IAQ Tools for Schools
IAQ Reference Guide
This common-sense guidance is designed to help you prevent and solve the majority of indoor air problems with minimal cost and involvement
Table of Contents
- Why IAQ Is Important to Your School
- Understanding IAQ Problems
- Effective Communication
- Resolving IAQ Problems
- Diagnosing IAQ Problems
- Solving IAQ Problems
- Appendix A - Hiring Professional Assistance
- Appendix B - Basic Measurement Equipment
- Appendix C - Codes and Regulation
- Appendix D - Asthma
- Appendix E - Typical Indoor Air Pollutants
- Appendix F - Secondhand Smoke
- Appendix G - Radon
- Appendix H - Mold and Moisture
- Appendix I - Emissions from Motor Vehicles and Equipment
- Appendix J - Portable Classrooms
- Appendix K - Integrated Pest Management
- Appendix L - Resources
- Appendix M - Glossary and Acronyms
Understanding the importance of good indoor air quality (IAQ) in schools is the backbone of developing an effective IAQ program. Poor IAQ can lead to a large variety of health problems and potentially affect comfort, concentration, and staff/student performance. In recognition of tight school budgets, this guidance is designed to present practical and often low-cost actions you can take to identify and address existing or potential air quality problems. You can accomplish this using current school staff to perform a limited and well-defined set of basic operations and maintenance activities. However, some actions may require specialized expertise.
Sections 1 and 2 of this Guide help schools understand how IAQ problems develop, the importance of good IAQ, and its impact on students, staff, and building occupants. Communicating this important information with students, staff, parents, and the community is the next step, which is outlined in Section 3. Schools dealing with an IAQ crisis will find the section on communication particularly helpful. Sections 4, 5 and 6 contain valuable information for schools that need assistance diagnosing and responding to IAQ problems with inexpensive, practical solutions.
Refer to the appendices of this Guide for detailed information on IAQ-related topics including mold, radon, secondhand smoke, asthma, and portable classrooms. Schools may find the explanations of integrated pest management programs, typical indoor air pollutants, and pollutants from motor vehicles and equipment helpful while developing school policies or pinpointing sources of poor IAQ. In addition, schools investigating or resolving IAQ problems may want to refer to appendices on basic measurement equipment, hiring professional assistance, and codes and regulations. There are numerous resources available to schools through EPA and other organizations, many of which are listed in Appendix L. Use the information in this Guide to create the best possible learning environment for students and maintain a comfortable, healthy building for school occupants.
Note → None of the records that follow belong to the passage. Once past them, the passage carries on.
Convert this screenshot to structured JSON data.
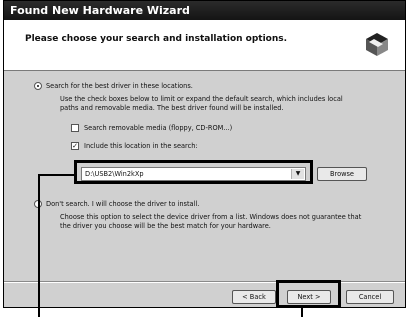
{
  "window": {
    "title": "Found New Hardware Wizard",
    "heading": "Please choose your search and installation options."
  },
  "search_option": {
    "label": "Search for the best driver in these locations.",
    "description_line1": "Use the check boxes below to limit or expand the default search, which includes local",
    "description_line2": "paths and removable media. The best driver found will be installed.",
    "removable_media_label": "Search removable media (floppy, CD-ROM...)",
    "include_location_label": "Include this location in the search:",
    "location_path": "D:\\USB2\\Win2kXp",
    "browse_label": "Browse"
  },
  "dont_search_option": {
    "label": "Don't search. I will choose the driver to install.",
    "description_line1": "Choose this option to select the device driver from a list. Windows does not guarantee that",
    "description_line2": "the driver you choose will be the best match for your hardware."
  },
  "buttons": {
    "back": "< Back",
    "next": "Next >",
    "cancel": "Cancel"
  },
  "state": {
    "search_selected": true,
    "removable_media_checked": false,
    "include_location_checked": true
  }
}
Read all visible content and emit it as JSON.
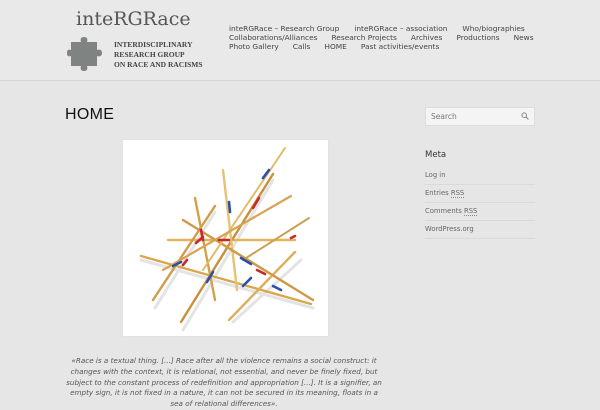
{
  "header": {
    "logo_title": "inteRGRace",
    "logo_subtitle": [
      "INTERDISCIPLINARY",
      "RESEARCH GROUP",
      "ON RACE AND RACISMS"
    ],
    "puzzle_icon_color": "#7f8482"
  },
  "nav": {
    "row1": [
      "inteRGRace – Research Group",
      "inteRGRace – association",
      "Who/biographies"
    ],
    "row2": [
      "Collaborations/Alliances",
      "Research Projects",
      "Archives",
      "Productions",
      "News"
    ],
    "row3": [
      "Photo Gallery",
      "Calls",
      "HOME",
      "Past activities/events"
    ]
  },
  "main": {
    "title": "HOME",
    "image_icon": "pick-up-sticks-image",
    "quote": "«Race is a textual thing. [...] Race after all the violence remains a social construct: it changes with the context, it is relational, not essential, and never be finely fixed, but subject to the constant process of redefinition and appropriation [...]. It is a signifier, an empty sign, it is not fixed in a nature, it can not be secured in its meaning, floats in a sea of relational differences»."
  },
  "sidebar": {
    "search_placeholder": "Search",
    "search_icon": "search-icon",
    "meta_title": "Meta",
    "meta_items": {
      "login": "Log in",
      "entries": "Entries",
      "comments": "Comments",
      "rss": "RSS",
      "wordpress": "WordPress.org"
    }
  },
  "colors": {
    "background": "#e6e6e6",
    "text": "#333333"
  }
}
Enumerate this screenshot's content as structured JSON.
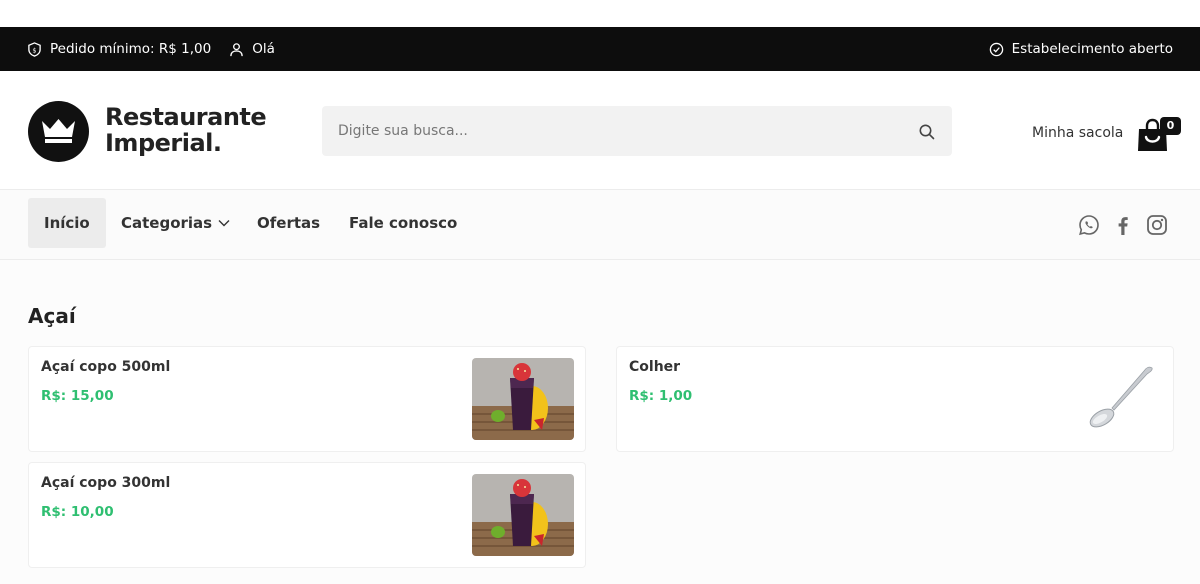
{
  "topbar": {
    "min_order": "Pedido mínimo: R$ 1,00",
    "greeting": "Olá",
    "status": "Estabelecimento aberto"
  },
  "header": {
    "brand_line1": "Restaurante",
    "brand_line2": "Imperial.",
    "search_placeholder": "Digite sua busca...",
    "bag_label": "Minha sacola",
    "bag_count": "0"
  },
  "nav": {
    "items": [
      {
        "label": "Início"
      },
      {
        "label": "Categorias"
      },
      {
        "label": "Ofertas"
      },
      {
        "label": "Fale conosco"
      }
    ],
    "socials": [
      "whatsapp-icon",
      "facebook-icon",
      "instagram-icon"
    ]
  },
  "section": {
    "title": "Açaí",
    "products": [
      {
        "name": "Açaí copo 500ml",
        "price": "R$: 15,00",
        "image": "acai-cup"
      },
      {
        "name": "Colher",
        "price": "R$: 1,00",
        "image": "spoon"
      },
      {
        "name": "Açaí copo 300ml",
        "price": "R$: 10,00",
        "image": "acai-cup"
      }
    ]
  },
  "colors": {
    "topbar_bg": "#0d0d0d",
    "price_green": "#2fbf71",
    "search_bg": "#f2f2f2"
  }
}
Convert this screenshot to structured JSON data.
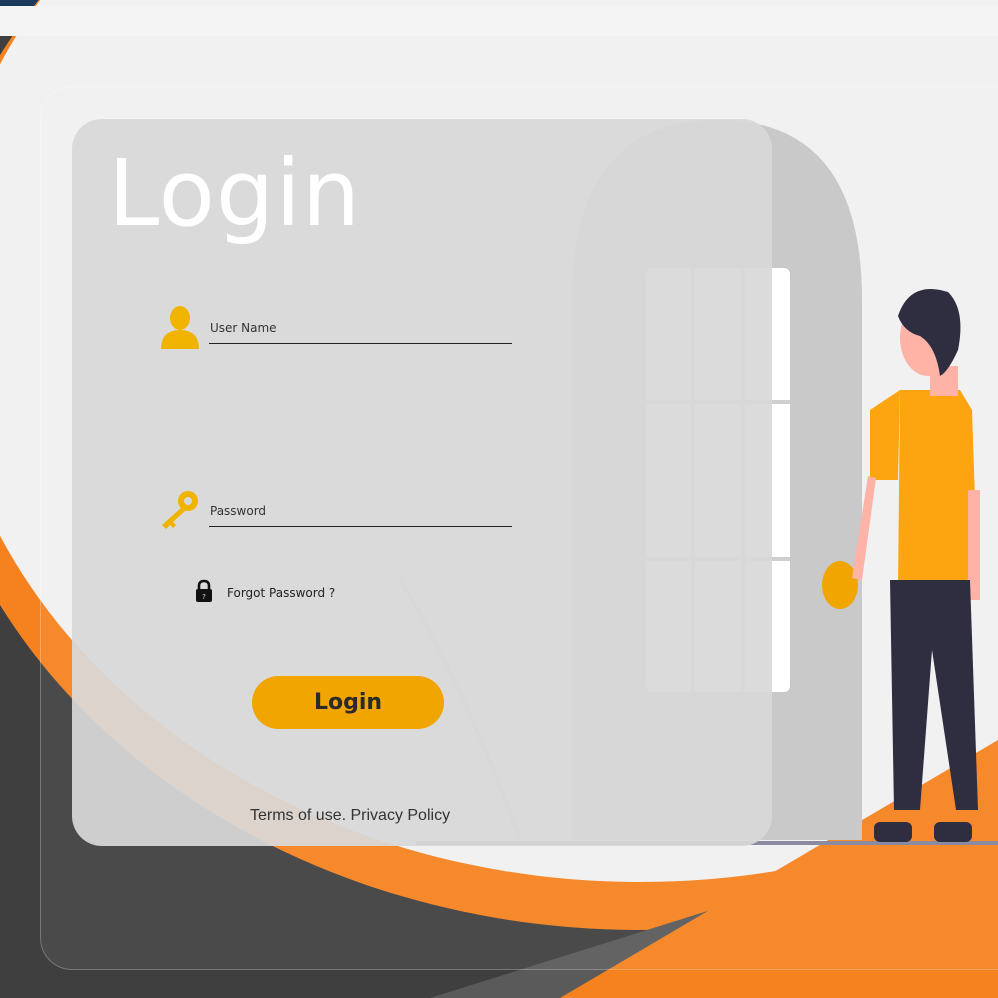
{
  "login": {
    "title": "Login",
    "username_label": "User Name",
    "password_label": "Password",
    "forgot_password": "Forgot Password ?",
    "submit_label": "Login",
    "terms_link": "Terms of use.",
    "privacy_link": "Privacy Policy"
  },
  "icons": {
    "user": "user-icon",
    "key": "key-icon",
    "lock": "lock-icon"
  },
  "colors": {
    "accent": "#f0a500",
    "orange": "#f5821f",
    "dark": "#3f3f3f",
    "card": "#d8d8d8"
  }
}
Any information gathered using this Action Kit is for the benefit and use of schools and school districts. EPA does not require retention or submission of any information gathered, and EPA has no regulatory or enforcement authority regarding general indoor air quality in schools. This Action Kit has been reviewed in accordance with EPA's policies. Information provides the current scientific and technical understanding of the issues presented. Following the advice given will not necessarily provide complete protection in all situations or against all hazards that may be caused by indoor air pollution.
Mention of any trade names or commercial products does not constitute endorsement or recommendation for use.
Please note the following as you prepare to use this Action Kit:
- This Action Kit is not intended as a substitute for appropriate emergency action in a hazardous situation that may be immediately threatening to life or safety.
- Modification of building functions, equipment, or structure to remedy air quality complaints may create other indoor air quality problems and may impact life-safety systems and energy use. A thorough understanding of all the factors that interact to create indoor air quality problems can help avoid this undesirable outcome. Consult with professionals as necessary.
- In the event that medical records are used while evaluating an IAQ problem, maintain confidentiality.
This Action Kit contains public information that may be produced or modified in whole or in part without permission. If the Action Kit or its contents are reproduced or modified, EPA would appreciate knowing how it is used. Please write to: IAQ Tools for Schools Program, Indoor Environments Division, U.S. Environmental Protection Agency, 1200 Pennsylvania Ave., NW, MC-6609J, Washington, DC 20460
For more information, see www.epa.gov/iaq
Indoor Environments Division, 6609J
1200 Pennsylvania Ave., NW
Washington, DC 20460
Federation of Teachers
555 New Jersey Ave., N.W.
Washington, DC 20001
School Business Officials
11401 North Shore Drive
Reston, VA 22090
|National Education Association
1201 16th Street, N.W.
Washington, DC 20036-3290
|National Parent Teachers
330 North Wabash Avenue, Suite 2100
Chicago, IL 60611-3690
|American Lung Association
New York, NY 10019